=== TASK DESCRIPTION ===
Find the lines below that contain the string "JSON", count them, and give only the number.

DATA SECTION START

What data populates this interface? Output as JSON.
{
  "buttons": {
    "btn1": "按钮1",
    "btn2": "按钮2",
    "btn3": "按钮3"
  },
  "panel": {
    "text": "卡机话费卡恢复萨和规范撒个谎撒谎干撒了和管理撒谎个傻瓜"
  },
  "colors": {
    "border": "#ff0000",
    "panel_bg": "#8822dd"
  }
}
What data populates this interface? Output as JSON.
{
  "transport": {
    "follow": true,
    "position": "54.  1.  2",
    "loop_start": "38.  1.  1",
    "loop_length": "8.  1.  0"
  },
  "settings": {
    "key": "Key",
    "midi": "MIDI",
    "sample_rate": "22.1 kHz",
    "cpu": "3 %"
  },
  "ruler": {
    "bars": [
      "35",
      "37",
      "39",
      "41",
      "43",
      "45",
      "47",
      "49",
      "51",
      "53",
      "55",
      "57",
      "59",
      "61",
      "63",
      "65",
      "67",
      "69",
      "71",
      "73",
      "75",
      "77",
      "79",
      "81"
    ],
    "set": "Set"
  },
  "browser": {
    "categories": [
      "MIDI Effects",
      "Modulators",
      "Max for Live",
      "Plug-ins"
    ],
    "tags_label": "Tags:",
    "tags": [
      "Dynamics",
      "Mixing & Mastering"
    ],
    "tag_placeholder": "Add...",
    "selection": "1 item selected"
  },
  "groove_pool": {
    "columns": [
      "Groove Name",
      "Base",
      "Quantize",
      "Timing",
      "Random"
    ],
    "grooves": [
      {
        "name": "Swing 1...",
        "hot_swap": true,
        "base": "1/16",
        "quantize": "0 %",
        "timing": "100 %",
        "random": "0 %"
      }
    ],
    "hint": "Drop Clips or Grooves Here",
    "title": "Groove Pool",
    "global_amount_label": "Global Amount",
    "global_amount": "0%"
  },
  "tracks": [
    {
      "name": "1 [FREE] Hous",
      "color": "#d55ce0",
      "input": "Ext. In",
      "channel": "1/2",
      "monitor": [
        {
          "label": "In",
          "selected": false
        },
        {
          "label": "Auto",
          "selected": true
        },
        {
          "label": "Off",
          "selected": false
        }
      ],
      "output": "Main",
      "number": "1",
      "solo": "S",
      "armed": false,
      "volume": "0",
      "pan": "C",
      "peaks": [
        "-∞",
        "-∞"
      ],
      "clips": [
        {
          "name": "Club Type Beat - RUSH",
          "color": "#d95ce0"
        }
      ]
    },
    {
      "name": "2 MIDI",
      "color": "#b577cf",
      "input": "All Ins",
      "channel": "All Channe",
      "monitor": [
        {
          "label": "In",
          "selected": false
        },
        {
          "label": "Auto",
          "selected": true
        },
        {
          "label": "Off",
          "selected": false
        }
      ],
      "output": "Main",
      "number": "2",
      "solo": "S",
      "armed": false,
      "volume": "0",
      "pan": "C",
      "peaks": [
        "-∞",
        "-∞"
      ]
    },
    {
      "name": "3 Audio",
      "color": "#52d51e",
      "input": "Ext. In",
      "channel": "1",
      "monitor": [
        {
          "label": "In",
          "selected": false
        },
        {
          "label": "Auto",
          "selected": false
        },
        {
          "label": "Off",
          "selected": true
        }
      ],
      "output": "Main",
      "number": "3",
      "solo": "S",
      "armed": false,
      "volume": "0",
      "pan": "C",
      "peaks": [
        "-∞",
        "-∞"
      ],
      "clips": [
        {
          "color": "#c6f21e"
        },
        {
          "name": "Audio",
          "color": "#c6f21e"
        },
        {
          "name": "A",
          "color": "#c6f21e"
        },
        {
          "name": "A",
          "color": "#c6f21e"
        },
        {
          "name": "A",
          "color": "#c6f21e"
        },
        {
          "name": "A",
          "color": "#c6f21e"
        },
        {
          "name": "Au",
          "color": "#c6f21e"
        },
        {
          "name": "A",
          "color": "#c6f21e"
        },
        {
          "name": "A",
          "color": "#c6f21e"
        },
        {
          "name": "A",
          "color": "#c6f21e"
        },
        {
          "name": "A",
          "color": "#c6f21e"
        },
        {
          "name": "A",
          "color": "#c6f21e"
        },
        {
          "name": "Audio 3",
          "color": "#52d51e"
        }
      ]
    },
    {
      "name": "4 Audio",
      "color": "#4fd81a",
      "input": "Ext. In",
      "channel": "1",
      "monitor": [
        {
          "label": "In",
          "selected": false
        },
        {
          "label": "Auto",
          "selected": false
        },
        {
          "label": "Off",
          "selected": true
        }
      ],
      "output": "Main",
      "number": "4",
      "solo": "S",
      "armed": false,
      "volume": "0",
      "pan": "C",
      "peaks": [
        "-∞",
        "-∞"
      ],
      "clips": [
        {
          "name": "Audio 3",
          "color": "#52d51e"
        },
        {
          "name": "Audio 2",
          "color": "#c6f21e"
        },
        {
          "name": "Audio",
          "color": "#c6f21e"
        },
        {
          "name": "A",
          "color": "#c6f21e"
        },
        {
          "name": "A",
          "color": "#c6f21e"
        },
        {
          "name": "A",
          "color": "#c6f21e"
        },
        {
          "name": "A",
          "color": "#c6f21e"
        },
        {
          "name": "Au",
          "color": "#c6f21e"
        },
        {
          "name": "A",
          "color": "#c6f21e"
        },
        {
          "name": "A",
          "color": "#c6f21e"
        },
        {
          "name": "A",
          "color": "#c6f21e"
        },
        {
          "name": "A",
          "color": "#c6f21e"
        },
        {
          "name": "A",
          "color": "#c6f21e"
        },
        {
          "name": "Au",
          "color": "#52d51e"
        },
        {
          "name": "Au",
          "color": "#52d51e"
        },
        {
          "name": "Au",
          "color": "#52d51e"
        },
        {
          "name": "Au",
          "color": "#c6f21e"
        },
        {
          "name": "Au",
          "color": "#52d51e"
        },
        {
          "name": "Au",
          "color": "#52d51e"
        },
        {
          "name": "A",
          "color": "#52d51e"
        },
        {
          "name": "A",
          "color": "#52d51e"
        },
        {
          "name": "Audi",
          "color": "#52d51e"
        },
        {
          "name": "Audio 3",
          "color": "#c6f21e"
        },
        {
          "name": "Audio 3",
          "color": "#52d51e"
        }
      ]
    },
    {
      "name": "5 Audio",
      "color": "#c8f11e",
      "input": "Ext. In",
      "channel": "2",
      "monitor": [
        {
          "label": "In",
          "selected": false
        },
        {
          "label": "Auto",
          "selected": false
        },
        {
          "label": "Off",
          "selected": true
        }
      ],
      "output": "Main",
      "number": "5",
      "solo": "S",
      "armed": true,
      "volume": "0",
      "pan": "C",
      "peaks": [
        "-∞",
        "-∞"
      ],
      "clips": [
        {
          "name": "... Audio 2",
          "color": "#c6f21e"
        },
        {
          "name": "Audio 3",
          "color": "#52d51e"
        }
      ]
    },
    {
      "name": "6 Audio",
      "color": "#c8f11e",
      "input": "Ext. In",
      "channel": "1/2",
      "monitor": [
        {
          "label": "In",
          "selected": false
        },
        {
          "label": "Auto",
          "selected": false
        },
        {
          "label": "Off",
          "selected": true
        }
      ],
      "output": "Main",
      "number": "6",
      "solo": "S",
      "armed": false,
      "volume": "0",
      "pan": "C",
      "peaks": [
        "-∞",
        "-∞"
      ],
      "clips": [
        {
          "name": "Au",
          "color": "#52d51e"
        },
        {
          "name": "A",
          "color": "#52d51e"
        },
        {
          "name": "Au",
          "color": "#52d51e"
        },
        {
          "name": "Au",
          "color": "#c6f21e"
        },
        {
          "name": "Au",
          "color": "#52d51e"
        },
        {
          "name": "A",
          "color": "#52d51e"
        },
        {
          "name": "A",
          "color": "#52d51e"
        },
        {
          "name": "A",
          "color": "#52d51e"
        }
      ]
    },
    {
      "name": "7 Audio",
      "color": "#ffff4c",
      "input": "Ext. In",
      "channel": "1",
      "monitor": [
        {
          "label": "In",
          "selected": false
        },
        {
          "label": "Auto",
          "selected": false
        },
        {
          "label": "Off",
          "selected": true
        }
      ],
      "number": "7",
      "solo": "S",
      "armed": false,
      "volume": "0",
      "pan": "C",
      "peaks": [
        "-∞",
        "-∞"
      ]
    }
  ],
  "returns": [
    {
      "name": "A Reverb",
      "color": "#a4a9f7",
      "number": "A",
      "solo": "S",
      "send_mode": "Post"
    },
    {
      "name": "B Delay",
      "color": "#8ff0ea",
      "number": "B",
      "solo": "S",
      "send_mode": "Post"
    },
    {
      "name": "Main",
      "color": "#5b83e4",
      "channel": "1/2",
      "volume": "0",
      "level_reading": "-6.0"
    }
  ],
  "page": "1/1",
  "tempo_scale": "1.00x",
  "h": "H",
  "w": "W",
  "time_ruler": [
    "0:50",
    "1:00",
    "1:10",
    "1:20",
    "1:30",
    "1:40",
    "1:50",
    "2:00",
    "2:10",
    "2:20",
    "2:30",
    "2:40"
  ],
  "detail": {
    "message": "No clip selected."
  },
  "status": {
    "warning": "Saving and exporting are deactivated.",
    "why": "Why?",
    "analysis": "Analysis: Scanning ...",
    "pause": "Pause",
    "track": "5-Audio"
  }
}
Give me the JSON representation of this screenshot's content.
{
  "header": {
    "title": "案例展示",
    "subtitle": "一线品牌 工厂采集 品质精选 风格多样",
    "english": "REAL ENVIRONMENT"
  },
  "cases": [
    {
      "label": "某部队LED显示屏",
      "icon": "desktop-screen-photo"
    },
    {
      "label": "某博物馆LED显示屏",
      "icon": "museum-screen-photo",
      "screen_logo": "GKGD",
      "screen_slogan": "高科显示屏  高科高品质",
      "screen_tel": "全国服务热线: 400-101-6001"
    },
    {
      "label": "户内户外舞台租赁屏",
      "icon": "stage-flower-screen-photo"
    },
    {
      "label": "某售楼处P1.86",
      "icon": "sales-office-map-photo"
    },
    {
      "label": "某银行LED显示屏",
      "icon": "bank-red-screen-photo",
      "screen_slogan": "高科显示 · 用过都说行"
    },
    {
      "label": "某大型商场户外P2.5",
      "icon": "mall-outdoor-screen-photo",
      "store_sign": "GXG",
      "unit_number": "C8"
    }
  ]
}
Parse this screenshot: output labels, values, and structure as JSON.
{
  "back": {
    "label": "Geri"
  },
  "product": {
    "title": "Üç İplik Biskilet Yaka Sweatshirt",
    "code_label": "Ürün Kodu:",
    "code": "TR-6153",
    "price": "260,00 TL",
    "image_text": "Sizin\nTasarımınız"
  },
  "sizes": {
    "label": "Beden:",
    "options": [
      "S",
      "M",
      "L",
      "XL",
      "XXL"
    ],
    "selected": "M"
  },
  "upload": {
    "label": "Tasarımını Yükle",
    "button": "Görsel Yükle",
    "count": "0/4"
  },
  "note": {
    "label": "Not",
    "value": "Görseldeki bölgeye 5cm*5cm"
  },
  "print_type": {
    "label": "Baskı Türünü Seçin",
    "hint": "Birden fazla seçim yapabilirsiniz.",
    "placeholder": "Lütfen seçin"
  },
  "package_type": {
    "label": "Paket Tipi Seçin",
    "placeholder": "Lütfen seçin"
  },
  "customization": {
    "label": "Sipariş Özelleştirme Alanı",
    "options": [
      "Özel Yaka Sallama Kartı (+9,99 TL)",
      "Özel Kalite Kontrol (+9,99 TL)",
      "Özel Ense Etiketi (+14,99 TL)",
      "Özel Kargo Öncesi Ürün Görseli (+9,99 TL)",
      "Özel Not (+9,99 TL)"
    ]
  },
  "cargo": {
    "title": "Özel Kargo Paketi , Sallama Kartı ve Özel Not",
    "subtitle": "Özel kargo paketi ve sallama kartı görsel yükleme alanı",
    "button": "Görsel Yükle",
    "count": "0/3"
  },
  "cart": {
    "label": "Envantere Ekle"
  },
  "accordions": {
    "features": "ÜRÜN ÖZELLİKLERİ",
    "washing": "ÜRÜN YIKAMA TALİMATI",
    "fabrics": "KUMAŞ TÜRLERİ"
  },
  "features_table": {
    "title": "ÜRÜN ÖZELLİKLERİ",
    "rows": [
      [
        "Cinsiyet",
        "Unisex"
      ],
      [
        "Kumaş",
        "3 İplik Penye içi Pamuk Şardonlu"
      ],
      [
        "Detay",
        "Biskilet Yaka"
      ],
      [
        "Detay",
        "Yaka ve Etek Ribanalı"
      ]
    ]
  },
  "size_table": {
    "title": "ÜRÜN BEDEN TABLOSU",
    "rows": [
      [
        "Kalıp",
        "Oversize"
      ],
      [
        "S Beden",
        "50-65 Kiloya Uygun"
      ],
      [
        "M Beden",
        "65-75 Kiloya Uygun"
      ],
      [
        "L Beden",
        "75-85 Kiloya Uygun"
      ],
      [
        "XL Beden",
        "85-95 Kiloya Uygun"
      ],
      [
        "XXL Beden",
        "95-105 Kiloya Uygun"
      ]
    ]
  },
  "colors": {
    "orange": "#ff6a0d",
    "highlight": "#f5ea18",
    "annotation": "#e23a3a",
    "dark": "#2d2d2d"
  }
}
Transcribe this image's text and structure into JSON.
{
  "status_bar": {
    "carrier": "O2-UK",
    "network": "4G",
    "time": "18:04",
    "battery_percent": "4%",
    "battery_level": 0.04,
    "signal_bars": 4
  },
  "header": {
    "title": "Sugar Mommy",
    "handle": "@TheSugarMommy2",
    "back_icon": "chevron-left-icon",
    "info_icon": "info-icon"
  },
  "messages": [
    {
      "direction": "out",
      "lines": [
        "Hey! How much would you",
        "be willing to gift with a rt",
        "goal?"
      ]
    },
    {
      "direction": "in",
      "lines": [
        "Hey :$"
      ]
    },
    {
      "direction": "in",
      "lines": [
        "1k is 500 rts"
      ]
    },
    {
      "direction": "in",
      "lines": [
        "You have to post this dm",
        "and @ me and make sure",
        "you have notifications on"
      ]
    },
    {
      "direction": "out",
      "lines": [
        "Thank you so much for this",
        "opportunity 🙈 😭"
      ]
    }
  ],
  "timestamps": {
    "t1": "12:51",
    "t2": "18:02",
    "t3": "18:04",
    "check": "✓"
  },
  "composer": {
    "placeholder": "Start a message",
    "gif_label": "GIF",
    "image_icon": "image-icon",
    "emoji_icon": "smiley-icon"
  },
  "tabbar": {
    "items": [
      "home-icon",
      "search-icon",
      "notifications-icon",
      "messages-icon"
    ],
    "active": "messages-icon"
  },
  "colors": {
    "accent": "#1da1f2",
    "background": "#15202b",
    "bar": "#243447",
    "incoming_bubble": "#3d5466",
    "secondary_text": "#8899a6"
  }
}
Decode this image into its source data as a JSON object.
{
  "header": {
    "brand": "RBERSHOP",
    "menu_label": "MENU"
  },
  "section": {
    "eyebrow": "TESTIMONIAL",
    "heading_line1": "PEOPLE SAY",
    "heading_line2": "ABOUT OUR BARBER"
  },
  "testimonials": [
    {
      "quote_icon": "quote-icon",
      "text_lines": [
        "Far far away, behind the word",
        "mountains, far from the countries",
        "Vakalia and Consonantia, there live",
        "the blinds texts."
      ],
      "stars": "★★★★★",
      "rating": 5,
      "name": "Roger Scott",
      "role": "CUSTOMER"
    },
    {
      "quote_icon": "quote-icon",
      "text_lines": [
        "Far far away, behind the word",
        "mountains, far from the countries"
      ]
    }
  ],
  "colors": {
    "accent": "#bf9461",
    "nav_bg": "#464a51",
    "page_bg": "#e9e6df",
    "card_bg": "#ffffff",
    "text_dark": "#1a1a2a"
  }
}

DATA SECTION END

=== EXPECTED ANSWER ===
6